A ribosome (center) translates mRNA (multi-colored strand) into a protein (red). tRNA (dark purple) carries amino acids to add to the growing chain.
RNA synthesis, or transcription, is a fundamental process that transcribes the DNA instructions organized in genes, into specific RNA molecules. These RNAs can be messenger RNAs that are translated into proteins, or they can be other types, the non-coding (nc)RNAs that carry out many other functions in a cell. Transcription is a tightly regulated process that uses enzymes called RNA polymerases. Mutations in RNA polymerases can result in a variety of human conditions or diseases.
RNA Polymerase III (Pol III) specializes in transcribing genes that encode tRNA and other small ncRNAs. It can also transcribe RNA at higher rates than the other types of RNA Pols because of its structure and subunits, and how it interacts with its gene targets. Researchers, including those in the Maraia Lab, study the components of Pol III to better understand how it works, how it uniquely contributes to the health and function of a cell, and how it relates to the other RNA Pols.
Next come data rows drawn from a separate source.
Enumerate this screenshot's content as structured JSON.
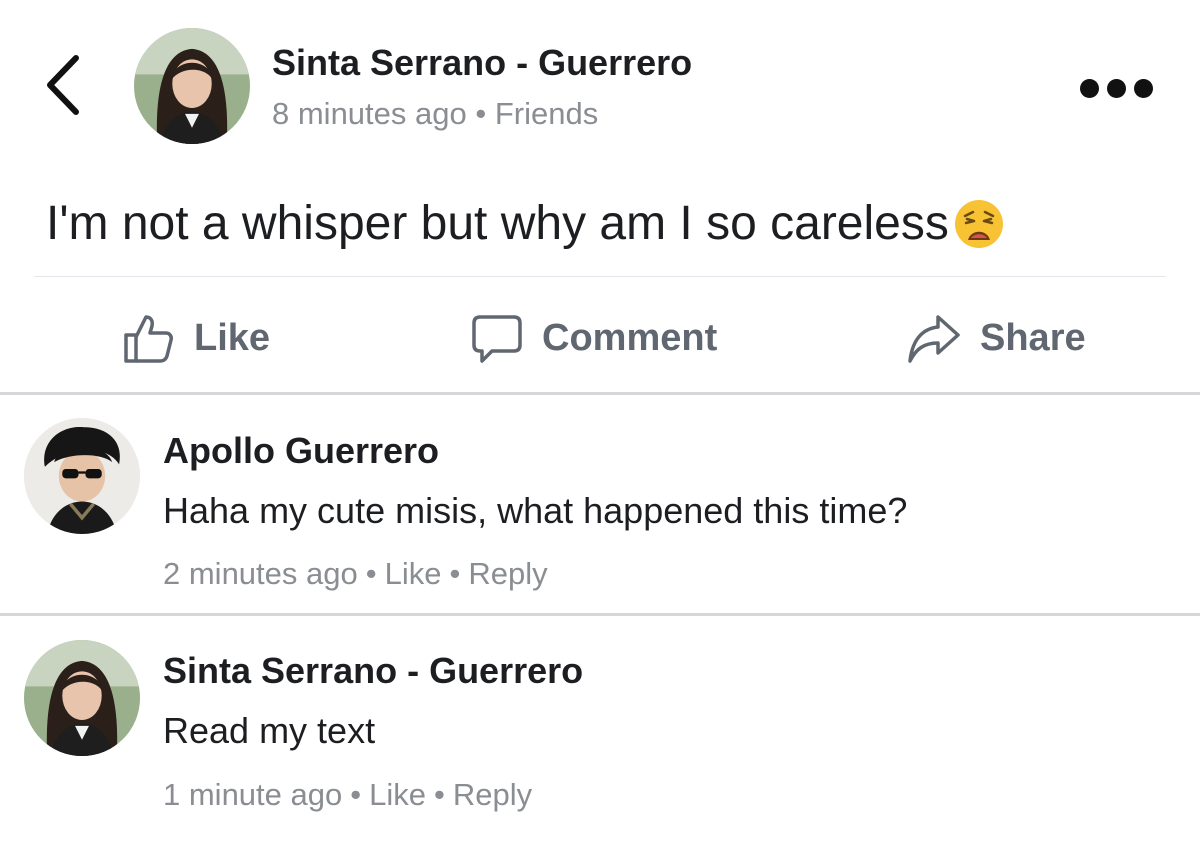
{
  "post": {
    "author": "Sinta Serrano - Guerrero",
    "time": "8 minutes ago",
    "separator": "•",
    "audience": "Friends",
    "text": "I'm not a whisper but why am I so careless",
    "emoji": "weary-face-emoji"
  },
  "actions": {
    "like_label": "Like",
    "comment_label": "Comment",
    "share_label": "Share"
  },
  "comments": [
    {
      "author": "Apollo Guerrero",
      "text": "Haha my cute misis, what happened this time?",
      "time": "2 minutes ago",
      "like_label": "Like",
      "reply_label": "Reply"
    },
    {
      "author": "Sinta Serrano - Guerrero",
      "text": "Read my text",
      "time": "1 minute ago",
      "like_label": "Like",
      "reply_label": "Reply"
    }
  ],
  "meta_separator": "•",
  "icons": {
    "back": "chevron-left-icon",
    "more": "more-horizontal-icon",
    "like": "thumbs-up-icon",
    "comment": "comment-bubble-icon",
    "share": "share-arrow-icon"
  },
  "colors": {
    "text_primary": "#1c1e21",
    "text_secondary": "#8a8d91",
    "action_gray": "#606770",
    "divider": "#d5d7db"
  }
}
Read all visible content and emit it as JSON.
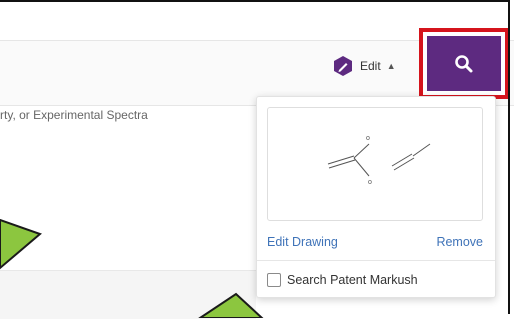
{
  "toolbar": {
    "edit_label": "Edit",
    "caret": "▲"
  },
  "search": {
    "hint_text": "rty, or Experimental Spectra"
  },
  "structure_popover": {
    "edit_drawing_label": "Edit Drawing",
    "remove_label": "Remove",
    "markush_label": "Search Patent Markush",
    "molecule_labels": [
      "o",
      "o"
    ]
  },
  "colors": {
    "search_button": "#5d2a80",
    "highlight_outline": "#d5141c",
    "link": "#3f73b8",
    "arrow_fill": "#8cc63f"
  },
  "icons": {
    "edit": "pencil-hexagon-icon",
    "search": "search-icon"
  }
}
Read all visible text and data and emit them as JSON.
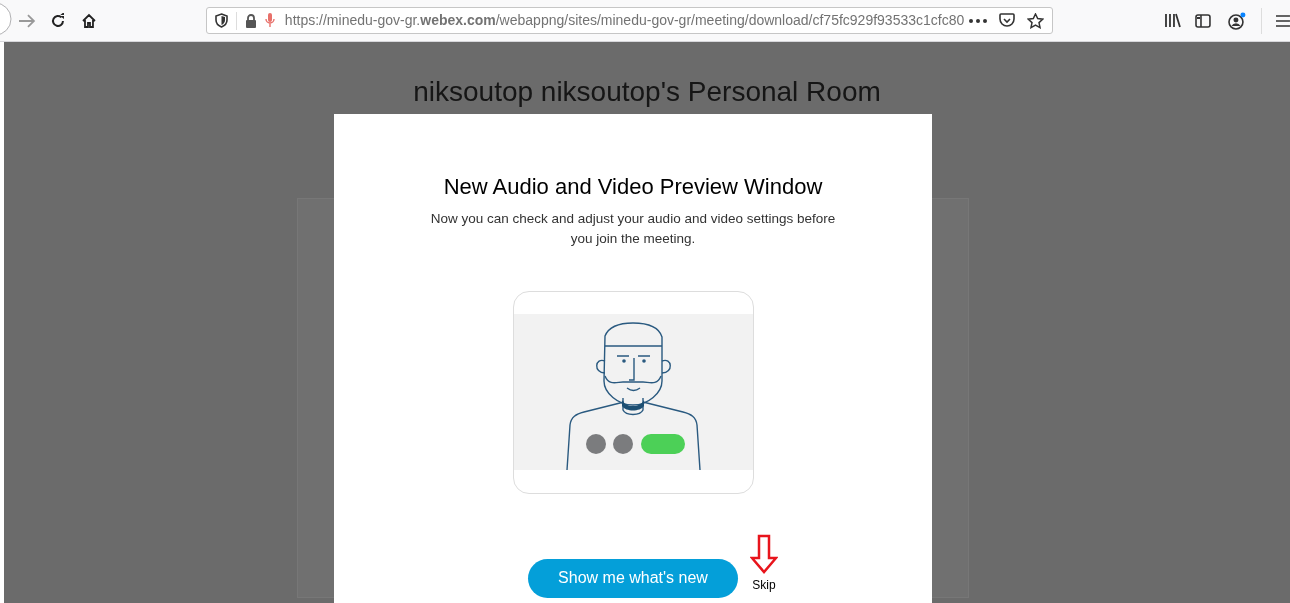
{
  "browser": {
    "url": "https://minedu-gov-gr.**webex.com**/webappng/sites/minedu-gov-gr/meeting/download/cf75fc929f93533c1cfc80"
  },
  "page": {
    "room_title": "niksoutop niksoutop's Personal Room"
  },
  "dialog": {
    "title": "New Audio and Video Preview Window",
    "description": "Now you can check and adjust your audio and video settings before you join the meeting.",
    "buttons": [
      {
        "label": "Show me what's new",
        "kind": "primary"
      },
      {
        "label": "Skip",
        "kind": "link"
      }
    ]
  }
}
Pol III is efficient at transcribing tRNAs because of how quickly it can turn itself “off” or terminate, and back “on” at a tRNA gene, a process called reinitiation-recycling. This cycling activity requires a subunit called C11. However, scientists are still refining knowledge of how C11 functions, although some data have been difficult to reconcile with an integrated model of Pol III transcription. In a recent study, the Maraia Lab advance an integrated model of Pol III activity that also accounts for previous inconsistencies.
In the study, the lab’s data suggest that the two domains of C11, called the N-terminal domain (NTD) and C-terminal domain (CTD), are capable of independent functions. The NTD can stimulate termination, meaning Pol III stops transcribing, while the CTD helps process the transcript in a step called 3’-cleavage. However, when both domains are connected by a highly conserved essential linker, they provide the critical reinitation-recycling activity that is unique to Pol III among RNA polymerases. Their findings demonstrate that the NTD-Linker is sufficient for reinitation-recycling and the in vivo function of C11, which differ from previous studies that suggest that the CTD and its 3’-cleavage activity were essential. Overall, the new data resolves misunderstanding of C11 and helps advance knowledge of Pol III.
Learn more about the Genomics & Basic Mechanisms of Growth & Development Group: https://www.nichd.nih.gov/about/org/dir/affinity-groups/GBMGD